The majesty of Millet’s conception comes from the knowledge that the blind girl is unaware of the glory behind her. Millet is careful to show the light coming almost exactly from the front. The shadows are cast just a little to the right of the trees.

The sun is behind us, a bit to the left. The antisolar point (the point 180 degrees opposite the sun) is outside the frame of the picture, just to the right of the flock of crows. It forms the center of the arc of both rainbows.
Rainbow photo by Eric Rolph, courtesy Wikipedia, link.
Last week's post on the science of rainbows, link.
Another explanation of all this, with a nice diagram of the angles, link.


David Still said...

I've still not quite understood your post about the science of rainbows. Is the center of the circle of the rainbow the antisolar point? Is the 42 degree then from the line between the solar and antisolar point, that would go from behind the viewer straight into the picture, so to speak, making the 42 degree go 'upward'?

James Gurney said...

Good question. Yes, the center of the rainbow's circle is the antisolar point. That's the point 180 degrees opposite the sun. So if the sun is directly behind you, the antisolar point in ahead of you, and the rainbow rises above it.

The angles are measured in relation to the line from your eye to the antisolar point. Photographing a full double rainbow takes a camera with a lens that can capture more than 100 degrees of viewing angle, more than you would normally use in a photo or a painting.

David Still said...

Even if it's not a realistic one, is this diagram then the correct way to think?

James Gurney said...

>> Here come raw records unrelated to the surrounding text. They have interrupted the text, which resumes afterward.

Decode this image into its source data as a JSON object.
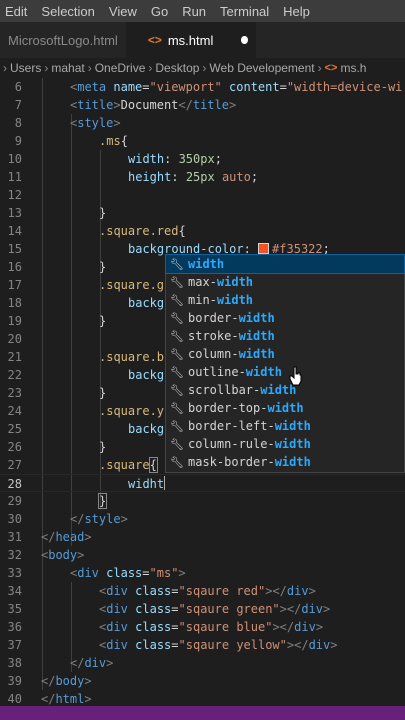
{
  "menu": [
    "Edit",
    "Selection",
    "View",
    "Go",
    "Run",
    "Terminal",
    "Help"
  ],
  "tabs": [
    {
      "label": "MicrosoftLogo.html",
      "active": false
    },
    {
      "label": "ms.html",
      "active": true,
      "icon": "<>",
      "modified": true
    }
  ],
  "breadcrumb": [
    "Users",
    "mahat",
    "OneDrive",
    "Desktop",
    "Web Developement",
    "ms.h"
  ],
  "breadcrumb_icon": "<>",
  "code": {
    "l6_lead": "<",
    "l6_tag": "meta",
    "l6_attr1": "name",
    "l6_eq1": "=",
    "l6_val1": "\"viewport\"",
    "l6_attr2": "content",
    "l6_eq2": "=",
    "l6_val2": "\"width=device-wi",
    "l7_open": "<",
    "l7_tag": "title",
    "l7_close": ">",
    "l7_text": "Document",
    "l7_endopen": "</",
    "l7_endtag": "title",
    "l7_endclose": ">",
    "l8_open": "<",
    "l8_tag": "style",
    "l8_close": ">",
    "l9_sel": ".ms",
    "l9_brace": "{",
    "l10_prop": "width",
    "l10_colon": ": ",
    "l10_val": "350px",
    "l10_semi": ";",
    "l11_prop": "height",
    "l11_colon": ": ",
    "l11_val": "25px",
    "l11_auto": " auto",
    "l11_semi": ";",
    "l13_brace": "}",
    "l14_sel": ".square.red",
    "l14_brace": "{",
    "l15_prop": "background-color",
    "l15_colon": ": ",
    "l15_val": "#f35322",
    "l15_semi": ";",
    "l16_brace": "}",
    "l17_sel": ".square.g",
    "l18_prop": "backg",
    "l19_brace": "}",
    "l21_sel": ".square.b",
    "l22_prop": "backg",
    "l23_brace": "}",
    "l24_sel": ".square.y",
    "l25_prop": "backg",
    "l26_brace": "}",
    "l27_sel": ".square",
    "l27_brace": "{",
    "l28_text": "widht",
    "l29_brace": "}",
    "l30_open": "</",
    "l30_tag": "style",
    "l30_close": ">",
    "l31_open": "</",
    "l31_tag": "head",
    "l31_close": ">",
    "l32_open": "<",
    "l32_tag": "body",
    "l32_close": ">",
    "l33_open": "<",
    "l33_tag": "div",
    "l33_attr": "class",
    "l33_eq": "=",
    "l33_val": "\"ms\"",
    "l33_close": ">",
    "l34_open": "<",
    "l34_tag": "div",
    "l34_attr": "class",
    "l34_eq": "=",
    "l34_val": "\"sqaure red\"",
    "l34_close": "></",
    "l34_endtag": "div",
    "l34_end": ">",
    "l35_open": "<",
    "l35_tag": "div",
    "l35_attr": "class",
    "l35_eq": "=",
    "l35_val": "\"sqaure green\"",
    "l35_close": "></",
    "l35_endtag": "div",
    "l35_end": ">",
    "l36_open": "<",
    "l36_tag": "div",
    "l36_attr": "class",
    "l36_eq": "=",
    "l36_val": "\"sqaure blue\"",
    "l36_close": "></",
    "l36_endtag": "div",
    "l36_end": ">",
    "l37_open": "<",
    "l37_tag": "div",
    "l37_attr": "class",
    "l37_eq": "=",
    "l37_val": "\"sqaure yellow\"",
    "l37_close": "></",
    "l37_endtag": "div",
    "l37_end": ">",
    "l38_open": "</",
    "l38_tag": "div",
    "l38_close": ">",
    "l39_open": "</",
    "l39_tag": "body",
    "l39_close": ">",
    "l40_open": "</",
    "l40_tag": "html",
    "l40_close": ">"
  },
  "line_numbers": [
    "6",
    "7",
    "8",
    "9",
    "10",
    "11",
    "12",
    "13",
    "14",
    "15",
    "16",
    "17",
    "18",
    "19",
    "20",
    "21",
    "22",
    "23",
    "24",
    "25",
    "26",
    "27",
    "28",
    "29",
    "30",
    "31",
    "32",
    "33",
    "34",
    "35",
    "36",
    "37",
    "38",
    "39",
    "40"
  ],
  "suggestions": [
    {
      "pre": "",
      "match": "width",
      "post": "",
      "selected": true
    },
    {
      "pre": "max-",
      "match": "width",
      "post": ""
    },
    {
      "pre": "min-",
      "match": "width",
      "post": ""
    },
    {
      "pre": "border-",
      "match": "width",
      "post": ""
    },
    {
      "pre": "stroke-",
      "match": "width",
      "post": ""
    },
    {
      "pre": "column-",
      "match": "width",
      "post": ""
    },
    {
      "pre": "outline-",
      "match": "width",
      "post": ""
    },
    {
      "pre": "scrollbar-",
      "match": "width",
      "post": ""
    },
    {
      "pre": "border-top-",
      "match": "width",
      "post": ""
    },
    {
      "pre": "border-left-",
      "match": "width",
      "post": ""
    },
    {
      "pre": "column-rule-",
      "match": "width",
      "post": ""
    },
    {
      "pre": "mask-border-",
      "match": "width",
      "post": ""
    }
  ],
  "suggestion_icon": "wrench-icon",
  "colors": {
    "accent": "#68217a",
    "swatch": "#f35322",
    "match_highlight": "#2aaaff"
  }
}
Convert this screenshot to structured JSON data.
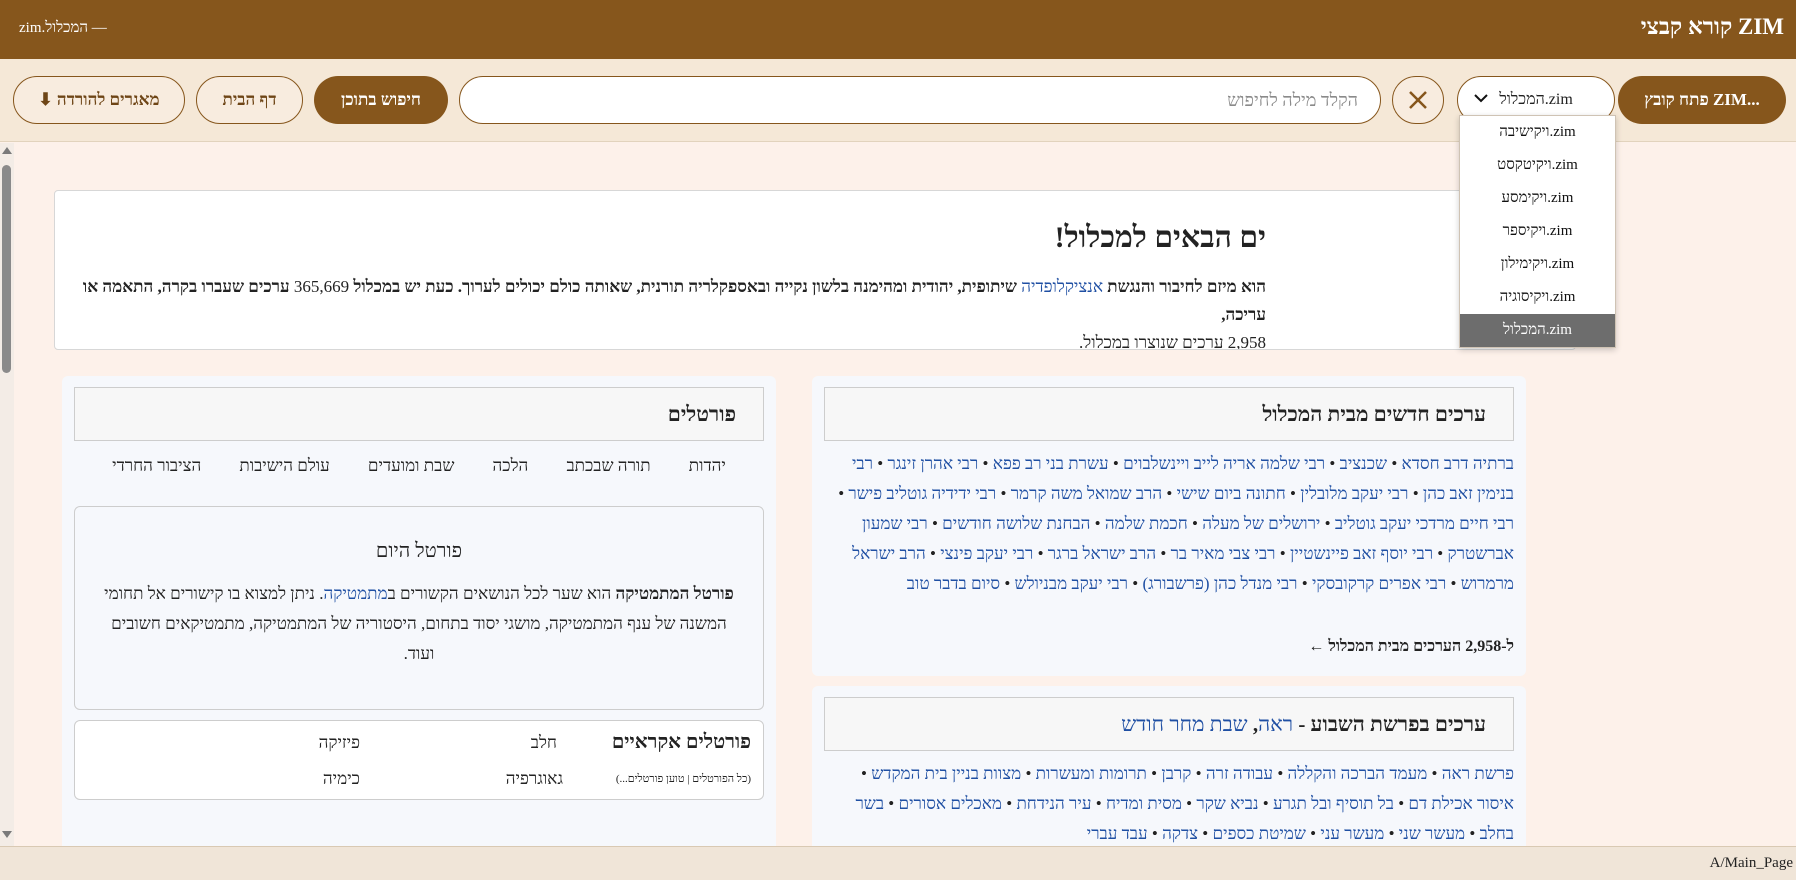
{
  "app": {
    "title": "קורא קבצי ZIM",
    "subtitle": "zim.המכלול —"
  },
  "toolbar": {
    "open_file": "פתח קובץ ZIM...",
    "file_select": "המכלול.zim",
    "search_placeholder": "הקלד מילה לחיפוש",
    "search_value": "",
    "search_button": "חיפוש בתוכן",
    "home_button": "דף הבית",
    "downloads_button": "⬇ מאגרים להורדה"
  },
  "dropdown": {
    "options": [
      "ויקישיבה.zim",
      "ויקיטקסט.zim",
      "ויקימסע.zim",
      "ויקיספר.zim",
      "ויקימילון.zim",
      "ויקיסוגיה.zim",
      "המכלול.zim"
    ],
    "selected": "המכלול.zim"
  },
  "welcome": {
    "title": "ים הבאים למכלול!",
    "body_1": "הוא מיזם לחיבור והנגשת",
    "body_link": "אנציקלופדיה",
    "body_2": "שיתופית, יהודית ומהימנה בלשון נקייה ובאספקלריה תורנית, שאותה כולם יכולים לערוך. כעת יש במכלול",
    "article_count": "365,669",
    "body_3": "ערכים שעברו בקרה, התאמה או עריכה,",
    "body_line2": "2,958 ערכים שנוצרו במכלול."
  },
  "new_articles": {
    "title": "ערכים חדשים מבית המכלול",
    "items": [
      "ברתיה דרב חסדא",
      "שכנציב",
      "רבי שלמה אריה לייב ויינשלבוים",
      "עשרת בני רב פפא",
      "רבי אהרן זינגר",
      "רבי בנימין זאב כהן",
      "רבי יעקב מלובלין",
      "חתונה ביום שישי",
      "הרב שמואל משה קרמר",
      "רבי ידידיה גוטליב פישר",
      "רבי חיים מרדכי יעקב גוטליב",
      "ירושלים של מעלה",
      "חכמת שלמה",
      "הבחנת שלושה חודשים",
      "רבי שמעון אברשטרק",
      "רבי יוסף זאב פיינשטיין",
      "רבי צבי מאיר בר",
      "הרב ישראל ברגר",
      "רבי יעקב פינצי",
      "הרב ישראל מרמרוש",
      "רבי אפרים קרקובסקי",
      "רבי מנדל כהן (פרשבורג)",
      "רבי יעקב מבניולש",
      "סיום בדבר טוב"
    ],
    "more_prefix": "ל-",
    "more_count": "2,958",
    "more_suffix": "הערכים מבית המכלול",
    "more_arrow": "←"
  },
  "parasha": {
    "title_prefix": "ערכים בפרשת השבוע -",
    "title_link_1": "ראה",
    "title_sep": ",",
    "title_link_2": "שבת מחר חודש",
    "items": [
      "פרשת ראה",
      "מעמד הברכה והקללה",
      "עבודה זרה",
      "קרבן",
      "תרומות ומעשרות",
      "מצוות בניין בית המקדש",
      "איסור אכילת דם",
      "בל תוסיף ובל תגרע",
      "נביא שקר",
      "מסית ומדיח",
      "עיר הנידחת",
      "מאכלים אסורים",
      "בשר בחלב",
      "מעשר שני",
      "מעשר עני",
      "שמיטת כספים",
      "צדקה",
      "עבד עברי"
    ]
  },
  "portals": {
    "title": "פורטלים",
    "links": [
      "יהדות",
      "תורה שבכתב",
      "הלכה",
      "שבת ומועדים",
      "עולם הישיבות",
      "הציבור החרדי"
    ],
    "today_title": "פורטל היום",
    "today_bold": "פורטל המתמטיקה",
    "today_text_1": "הוא שער לכל הנושאים הקשורים ב",
    "today_link": "מתמטיקה",
    "today_text_2": ". ניתן למצוא בו קישורים אל תחומי המשנה של ענף המתמטיקה, מושגי יסוד בתחום, היסטוריה של המתמטיקה, מתמטיקאים חשובים ועוד.",
    "random_title": "פורטלים אקראיים",
    "random_sub": "(כל הפורטלים | טוען פורטלים...)",
    "random_items": [
      "חלב",
      "פיזיקה",
      "גאוגרפיה",
      "כימיה"
    ]
  },
  "status": {
    "path": "A/Main_Page"
  },
  "colors": {
    "accent": "#86561c",
    "link": "#1f4fa3",
    "background": "#fdf1ea"
  }
}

David, yes, that drawing looks right except that the line from the sun to the back of the viewer's head should be aligned with the line from the viewer to the antisolar point. If you were in an airplane, the antisolar point would be the shadow of the airplane below you. Or anywhere you're standing, the antisolar point is wherever you see the shadow of your own head.

That's a bit hard to show in a diagram. Check out this one:

David Still said...

So, more like this then? The framed picture is from your view, where the dot in the head of your shadow is the line going from C, the antisolar point, straight into your eye? (Only the lines seem to come from the person's mouth in the lower diagram.. Oh, well)

David Still said...

... and the sun should be higher up. That's what you get for doing diagrams in half a minute about things you don't fully understand...

James Gurney said...

You've got it. That's a great way to do the diagram. I've never seen it drawn in reference to the viewer's shadow, but that explains it. And it's good the way you drew a series of parallel rays in the lower diagram.

Jared Shear said...

Interesting....most interesting. Thanks James for enlightening us on the matter.